── RAW DATA ──
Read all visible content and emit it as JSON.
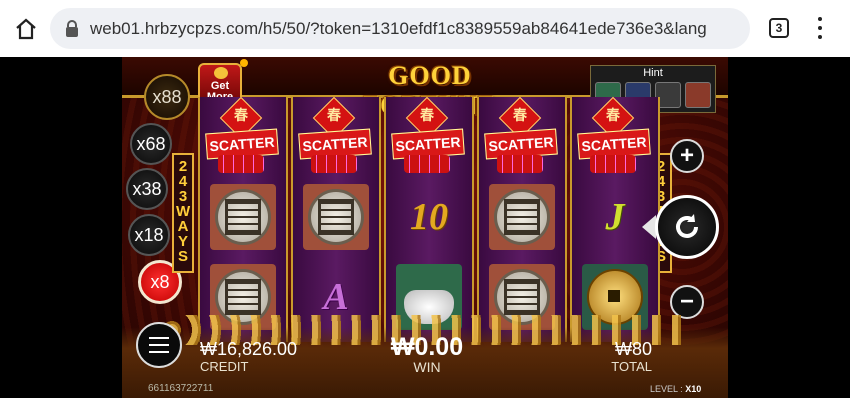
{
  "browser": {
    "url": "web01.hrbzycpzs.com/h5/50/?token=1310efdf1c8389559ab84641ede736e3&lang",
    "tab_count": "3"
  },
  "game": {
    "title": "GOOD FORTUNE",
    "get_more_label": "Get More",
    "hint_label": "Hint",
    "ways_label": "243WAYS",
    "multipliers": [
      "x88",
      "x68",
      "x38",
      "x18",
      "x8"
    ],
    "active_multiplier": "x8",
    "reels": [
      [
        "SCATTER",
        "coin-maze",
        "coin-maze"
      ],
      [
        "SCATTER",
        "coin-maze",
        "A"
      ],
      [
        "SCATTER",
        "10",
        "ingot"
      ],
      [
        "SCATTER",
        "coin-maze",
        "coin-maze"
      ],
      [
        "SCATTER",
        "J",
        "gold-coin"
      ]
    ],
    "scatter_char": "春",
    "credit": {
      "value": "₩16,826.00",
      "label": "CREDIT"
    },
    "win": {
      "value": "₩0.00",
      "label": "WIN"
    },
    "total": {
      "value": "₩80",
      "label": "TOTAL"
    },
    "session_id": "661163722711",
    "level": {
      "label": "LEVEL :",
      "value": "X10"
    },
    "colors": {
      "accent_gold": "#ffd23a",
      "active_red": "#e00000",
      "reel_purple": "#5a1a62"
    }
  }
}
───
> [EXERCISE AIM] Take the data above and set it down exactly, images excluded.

> [ANSWER TO THIS EXERCISE]
Read all visible content and emit it as JSON.
{
  "browser": {
    "url": "web01.hrbzycpzs.com/h5/50/?token=1310efdf1c8389559ab84641ede736e3&lang",
    "tab_count": "3"
  },
  "game": {
    "title": "GOOD FORTUNE",
    "get_more_label": "Get More",
    "hint_label": "Hint",
    "ways_label": "243WAYS",
    "multipliers": [
      "x88",
      "x68",
      "x38",
      "x18",
      "x8"
    ],
    "active_multiplier": "x8",
    "reels": [
      [
        "SCATTER",
        "coin-maze",
        "coin-maze"
      ],
      [
        "SCATTER",
        "coin-maze",
        "A"
      ],
      [
        "SCATTER",
        "10",
        "ingot"
      ],
      [
        "SCATTER",
        "coin-maze",
        "coin-maze"
      ],
      [
        "SCATTER",
        "J",
        "gold-coin"
      ]
    ],
    "scatter_char": "春",
    "credit": {
      "value": "₩16,826.00",
      "label": "CREDIT"
    },
    "win": {
      "value": "₩0.00",
      "label": "WIN"
    },
    "total": {
      "value": "₩80",
      "label": "TOTAL"
    },
    "session_id": "661163722711",
    "level": {
      "label": "LEVEL :",
      "value": "X10"
    },
    "colors": {
      "accent_gold": "#ffd23a",
      "active_red": "#e00000",
      "reel_purple": "#5a1a62"
    }
  }
}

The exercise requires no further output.